Le Havre

COMIC DRAMA; 1hr 33min (French with subtitles)

STARRING: André Wilms, Kati Outinen, Jean-Pierre Darroussin, Blondin Miguel

La vie française: from left, Wilms and Miguel

With the collectedness of expertise, Finnish film-maker Aki Kaurismäki (The Man Without a Past ) outlines the daily routines of Le Havre shoeshine man Marcel Marx (Wilms). Marcel’s needs are humble: a lunchtime sandwich by the water and an aperitif (or two) before a dinner prepared by his caring wife, Arletty (Kaurismaki perennial Outinen), and he’s a happy man. But simplicity can be impermanent. For one thing, Arletty is hospitalised. And then there’s Idrissa (Miguel), a young African refugee who Marcel and select neighbours are shielding from the law (Billy Bob Thornton look-alike Darroussin is a police inspector who could be more simpatico than he appears).

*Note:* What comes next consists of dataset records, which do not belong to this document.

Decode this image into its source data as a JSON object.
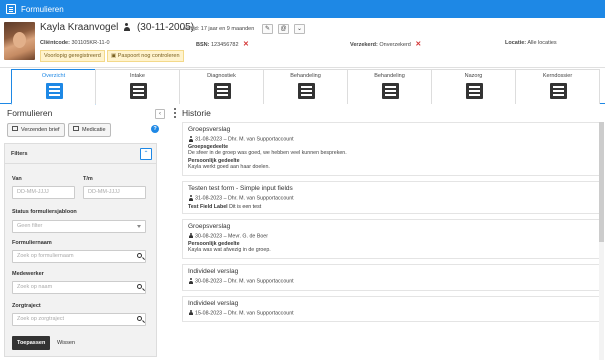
{
  "app": {
    "title": "Formulieren"
  },
  "client": {
    "name": "Kayla Kraanvogel",
    "dob": "(30-11-2005)",
    "age_text": "Leeftijd: 17 jaar en 9 maanden",
    "clientcode_label": "Cliëntcode:",
    "clientcode_value": "301105KR-11-0",
    "bsn_label": "BSN:",
    "bsn_value": "123456782",
    "verzekerd_label": "Verzekerd:",
    "verzekerd_value": "Onverzekerd",
    "locatie_label": "Locatie:",
    "locatie_value": "Alle locaties",
    "warning_1": "Voorlopig geregistreerd",
    "warning_2": "Paspoort nog controleren",
    "edit_glyph": "✎",
    "email_glyph": "@",
    "more_glyph": "⌄"
  },
  "tabs": [
    {
      "label": "Overzicht",
      "icon": "overview-icon"
    },
    {
      "label": "Intake",
      "icon": "intake-icon"
    },
    {
      "label": "Diagnostiek",
      "icon": "diagnostics-icon"
    },
    {
      "label": "Behandeling",
      "icon": "treatment-icon"
    },
    {
      "label": "Behandeling",
      "icon": "treatment-edit-icon"
    },
    {
      "label": "Nazorg",
      "icon": "aftercare-icon"
    },
    {
      "label": "Kerndossier",
      "icon": "core-file-icon"
    }
  ],
  "left_panel": {
    "title": "Formulieren",
    "collapse_glyph": "‹",
    "btn_send_letter": "Verzenden brief",
    "btn_medication": "Medicatie",
    "help_glyph": "?"
  },
  "filters": {
    "title": "Filters",
    "toggle_glyph": "⌃",
    "from_label": "Van",
    "from_placeholder": "DD-MM-JJJJ",
    "to_label": "T/m",
    "to_placeholder": "DD-MM-JJJJ",
    "status_label": "Status formuliersjabloon",
    "status_value": "Geen filter",
    "formname_label": "Formuliernaam",
    "formname_placeholder": "Zoek op formuliernaam",
    "employee_label": "Medewerker",
    "employee_placeholder": "Zoek op naam",
    "care_label": "Zorgtraject",
    "care_placeholder": "Zoek op zorgtraject",
    "apply": "Toepassen",
    "clear": "Wissen"
  },
  "history": {
    "title": "Historie",
    "items": [
      {
        "title": "Groepsverslag",
        "meta": "31-08-2023 – Dhr. M. van Supportaccount",
        "fields": [
          {
            "label": "Groepsgedeelte",
            "value": "De sfeer in de groep was goed, we hebben veel kunnen bespreken."
          },
          {
            "label": "Persoonlijk gedeelte",
            "value": "Kayla werkt goed aan haar doelen."
          }
        ]
      },
      {
        "title": "Testen test form - Simple input fields",
        "meta": "31-08-2023 – Dhr. M. van Supportaccount",
        "inline_label": "Test Field Label",
        "inline_value": "Dit is een test"
      },
      {
        "title": "Groepsverslag",
        "meta": "30-08-2023 – Mevr. G. de Boer",
        "fields": [
          {
            "label": "Persoonlijk gedeelte",
            "value": "Kayla was wat afwezig in de groep."
          }
        ]
      },
      {
        "title": "Individeel verslag",
        "meta": "30-08-2023 – Dhr. M. van Supportaccount"
      },
      {
        "title": "Individeel verslag",
        "meta": "15-08-2023 – Dhr. M. van Supportaccount"
      }
    ]
  }
}
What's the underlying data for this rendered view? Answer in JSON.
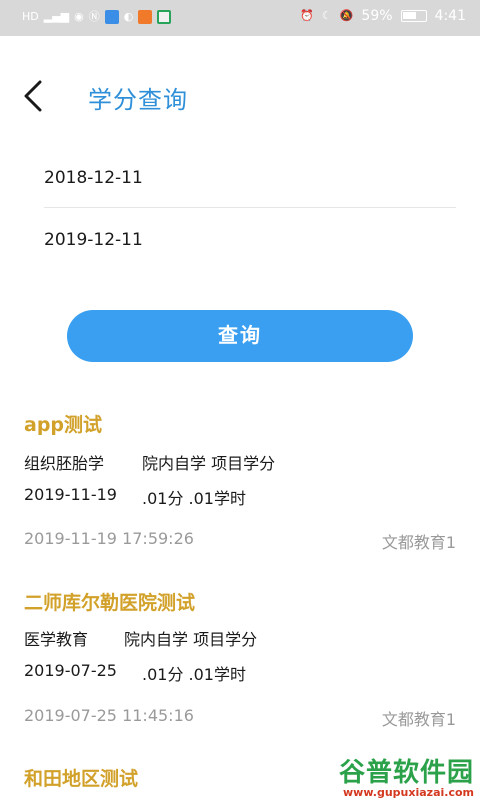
{
  "status_bar": {
    "left_text": "HD",
    "battery": "59%",
    "time": "4:41"
  },
  "header": {
    "title": "学分查询"
  },
  "query": {
    "start_date": "2018-12-11",
    "end_date": "2019-12-11",
    "button_label": "查询"
  },
  "records": [
    {
      "title": "app测试",
      "subject": "组织胚胎学",
      "category": "院内自学 项目学分",
      "date": "2019-11-19",
      "credit": ".01分 .01学时",
      "timestamp": "2019-11-19 17:59:26",
      "org": "文都教育1"
    },
    {
      "title": "二师库尔勒医院测试",
      "subject": "医学教育",
      "category": "院内自学 项目学分",
      "date": "2019-07-25",
      "credit": ".01分 .01学时",
      "timestamp": "2019-07-25 11:45:16",
      "org": "文都教育1"
    },
    {
      "title": "和田地区测试"
    }
  ],
  "watermark": {
    "main": "谷普软件园",
    "url": "www.gupuxiazai.com"
  },
  "colors": {
    "accent": "#2f8fd8",
    "button": "#3a9ff0",
    "record_title": "#d2a12a"
  }
}
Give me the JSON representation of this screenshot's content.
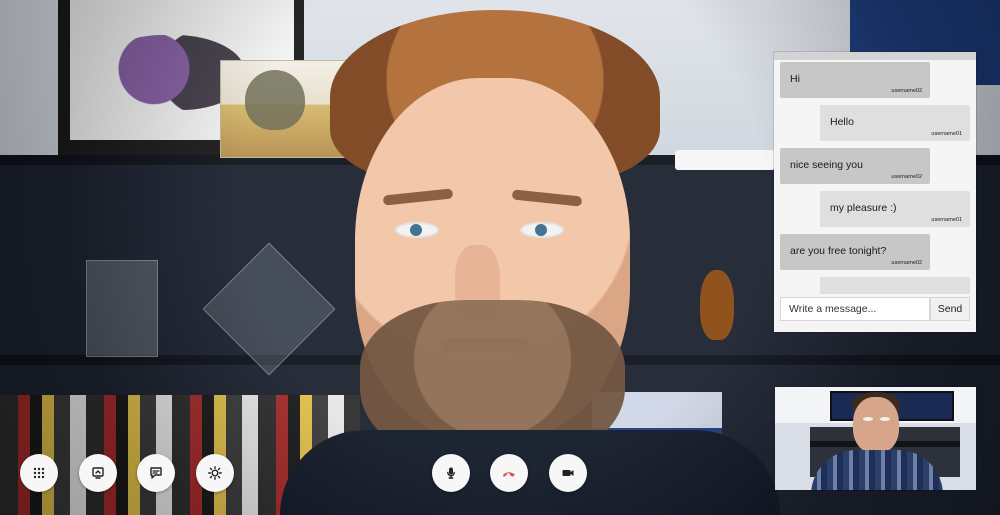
{
  "controls": {
    "left": [
      {
        "name": "dialpad-icon"
      },
      {
        "name": "screen-share-icon"
      },
      {
        "name": "chat-icon"
      },
      {
        "name": "settings-icon"
      }
    ],
    "center": [
      {
        "name": "microphone-icon"
      },
      {
        "name": "end-call-icon"
      },
      {
        "name": "camera-icon"
      }
    ]
  },
  "chat": {
    "messages": [
      {
        "side": "left",
        "text": "Hi",
        "user": "username02"
      },
      {
        "side": "right",
        "text": "Hello",
        "user": "username01"
      },
      {
        "side": "left",
        "text": "nice seeing you",
        "user": "username02"
      },
      {
        "side": "right",
        "text": "my pleasure :)",
        "user": "username01"
      },
      {
        "side": "left",
        "text": "are you free tonight?",
        "user": "username02"
      },
      {
        "side": "right",
        "text": "",
        "user": ""
      }
    ],
    "input_placeholder": "Write a message...",
    "send_label": "Send"
  },
  "colors": {
    "end_call_red": "#d9534f",
    "button_bg": "#f7f7f7",
    "chat_bubble_left": "#c7c7c7",
    "chat_bubble_right": "#dfdfdf"
  }
}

With Kaurismäki, each performance has the deliberate economy of grace. Contemplation is his art form, whether it be Marcel’s sombre face as he sits on a bus, the light cast by a streetlamp, the symmetry of a shot or Arletty’s resignation to pain. (“Not in my neighbourhood,” she says when a doctor assures her that miracles do happen.) Le Havre covers the vast thematic expanse of love, forbearance, generosity, courage and sacrifice with such ease of motion it scarcely seems to be moving at all.